2.   While in transit or spending the day in the hot sun, try wearing polyester "dry-fit" shirts that are lightweight, wrinkle-free and dry quickly. As a bonus -- they take up almost zero room in a backpack or suitcase. Stores such as REI also sell varieties of wrinkle-free clothing, including pants and button-down shirts. It’s also a good idea to keep a stain-erasing pen, such as Tide to Go, in your purse or backpack. On days when you've been sweating, remember to wash your feet and let them air out once you're back at your hotel.

3.   Shield yourself from germs while traveling by keeping a travel-sized bottle of hand sanitizer with you. The Centers for Disease control and Prevention recommends ethanol alcohol-based hand sanitizers in gel form that are at least 60 percent ethanol. Also, don’t forget to wash your hands before eating and after using the bathroom. Always wash with hot, soapy water. Be generous with the soap and rub your hands together for 20 seconds before rinsing.

4.  Ditch the flip-flops and sandals when you’re going on hikes or tours and choose sneakers instead. Not only will this keep your feet from getting dirty, but you will be more comfortable and give your feet better support throughout the day.

By Michelle Kim

The Chicago Bears have the week off this Sunday, but did you know that three players on another NFL team – the Tampa Bay Buccaneers – have been sidelined and made news in recent weeks for infections that began in their feet? 

Three Bucs players have been diagnosed with MRSA.  The list includes: lineman Carl Nicks, cornerback Johnthan Banks, and Lawrence Tynes, who was diagnosed in August. 

NFL.com reported that Nicks missed the first two games of the season, then returned to the field before an infection came back in his left foot.  Meanwhile, cbsnews.com reported, Tynes was sidelined with an ingrown toenail when he was diagnosed with MRSA.

 

MRSA, or methicillin-resistant Staphylococcus aureus, is sometimes called a “super bug” because this strain of bacteria has become resistant to most antibiotics.  

 

Here are some facts about the bacteria, commonly referred to as “staph infections,” from webmd.com:

 

·        Plenty of healthy people carry regular “staph” without being infected by it – 25 to 30 percent of the population has staph bacteria in their nose.

·        Staph can become a problem if it gets into the body, usually through a cut. Once there, it can cause an infection.
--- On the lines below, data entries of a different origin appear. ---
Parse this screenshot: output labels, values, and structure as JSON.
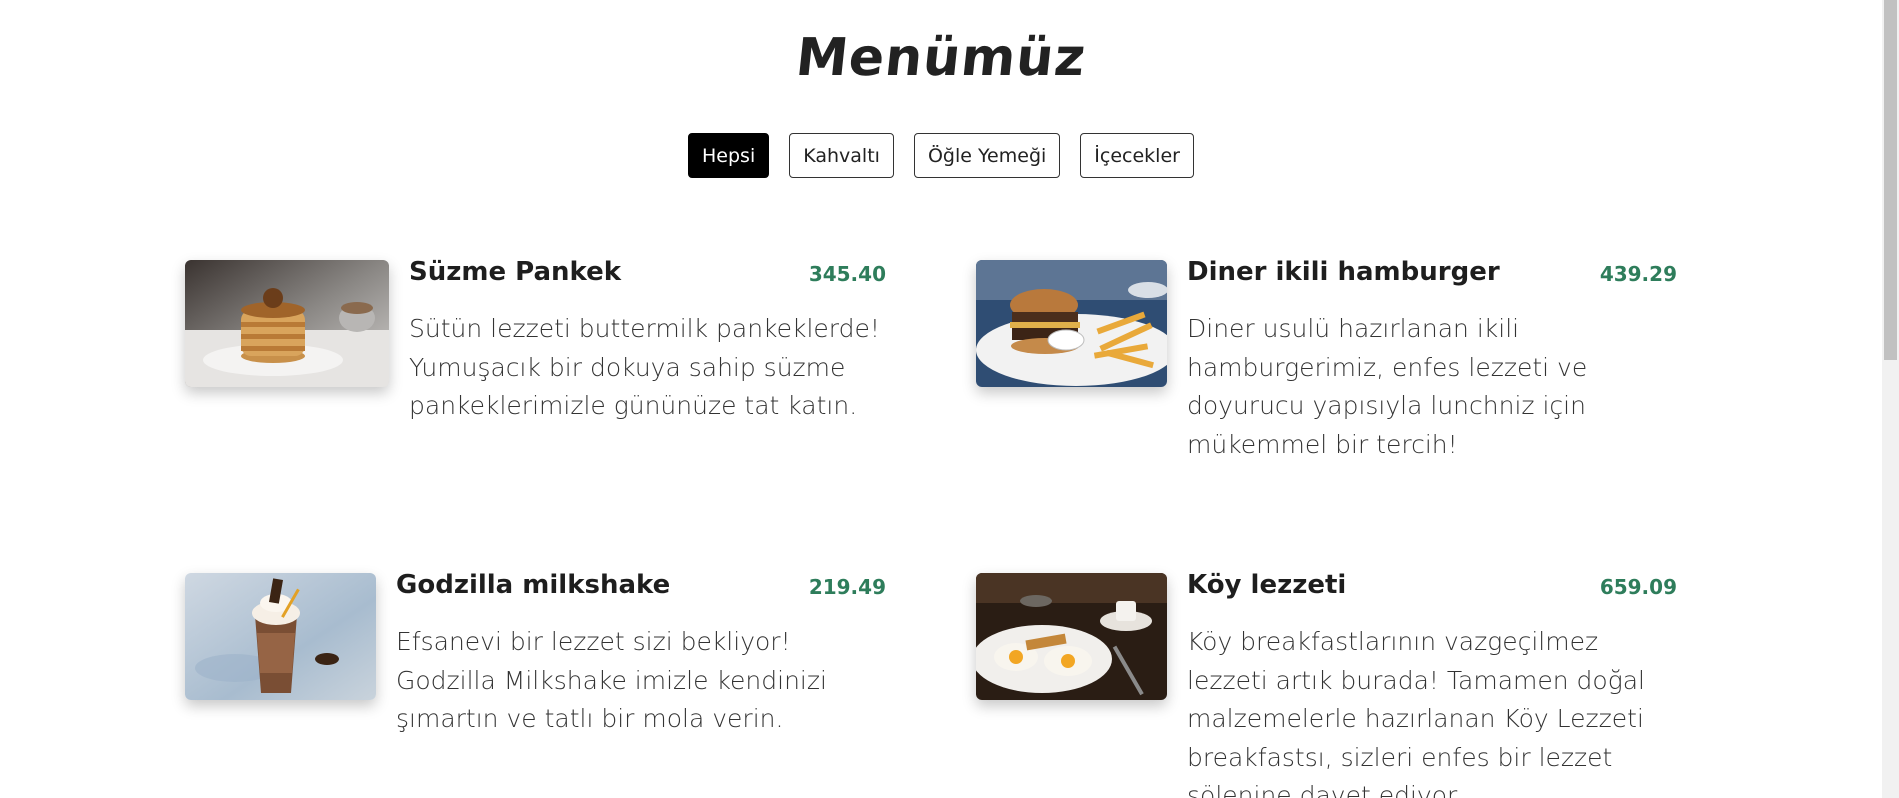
{
  "page": {
    "title": "Menümüz"
  },
  "filters": [
    {
      "label": "Hepsi",
      "active": true
    },
    {
      "label": "Kahvaltı",
      "active": false
    },
    {
      "label": "Öğle Yemeği",
      "active": false
    },
    {
      "label": "İçecekler",
      "active": false
    }
  ],
  "items": [
    {
      "name": "Süzme Pankek",
      "price": "345.40",
      "description": "Sütün lezzeti buttermilk pankeklerde! Yumuşacık bir dokuya sahip süzme pankeklerimizle gününüze tat katın.",
      "image": "pancake-photo"
    },
    {
      "name": "Diner ikili hamburger",
      "price": "439.29",
      "description": "Diner usulü hazırlanan ikili hamburgerimiz, enfes lezzeti ve doyurucu yapısıyla lunchniz için mükemmel bir tercih!",
      "image": "hamburger-photo"
    },
    {
      "name": "Godzilla milkshake",
      "price": "219.49",
      "description": "Efsanevi bir lezzet sizi bekliyor! Godzilla Milkshake imizle kendinizi şımartın ve tatlı bir mola verin.",
      "image": "milkshake-photo"
    },
    {
      "name": "Köy lezzeti",
      "price": "659.09",
      "description": "Köy breakfastlarının vazgeçilmez lezzeti artık burada! Tamamen doğal malzemelerle hazırlanan Köy Lezzeti breakfastsı, sizleri enfes bir lezzet şölenine davet ediyor.",
      "image": "breakfast-photo"
    }
  ],
  "colors": {
    "price": "#2e7d5b",
    "active_filter_bg": "#000000",
    "text": "#212529"
  }
}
·        Staph is one of the most common causes of skin infections nationwide.  Most of the time, these are minor and don't need special treatment.  Less often, staph can cause serious issues such as infected wounds or pneumonia.

 

The Centers for Disease Control reports the risk of infection can be increased with activities that involve crowding, skin-to-skin contact and sharing equipment.  Folks such as athletes, students, members of the military in barracks may be at higher risk. 

 

This kind of skin infection can be spread through contact with an infected wound, such as showers or sharing towels, razors that touched infected skin.

 

Due to unnecessary overuse of antibiotics (such as taking antibiotics for a viral infection such as a cold,) or people not finishing the complete course of antibiotics, bacteria such as staph can mutate and become resistant to them.  MRSA is staph on steroids – standard penicillin and other types of antibiotics cannot kill it off.  When this happens, strong antibiotics may need to be infused through the veins, and the infected site may need to be surgically drained.  Left untreated, this bacteria can invade deeper into tissue and may pose a serious health risk. 

As podiatrists, Dr. Michelle Kim and Dr. Diana Emini suspect that walking barefoot in the locker room may have caused the spread of this nasty bug among the Bucs players.  Lesson learned:  Always wear shower shoes in public such as the pool or the gym! If you suspect you have any sort of foot infection -- an ingrown nail, a wart, or fungus – call DM Foot & Ankle Associates for an evaluation.

By Diana Emini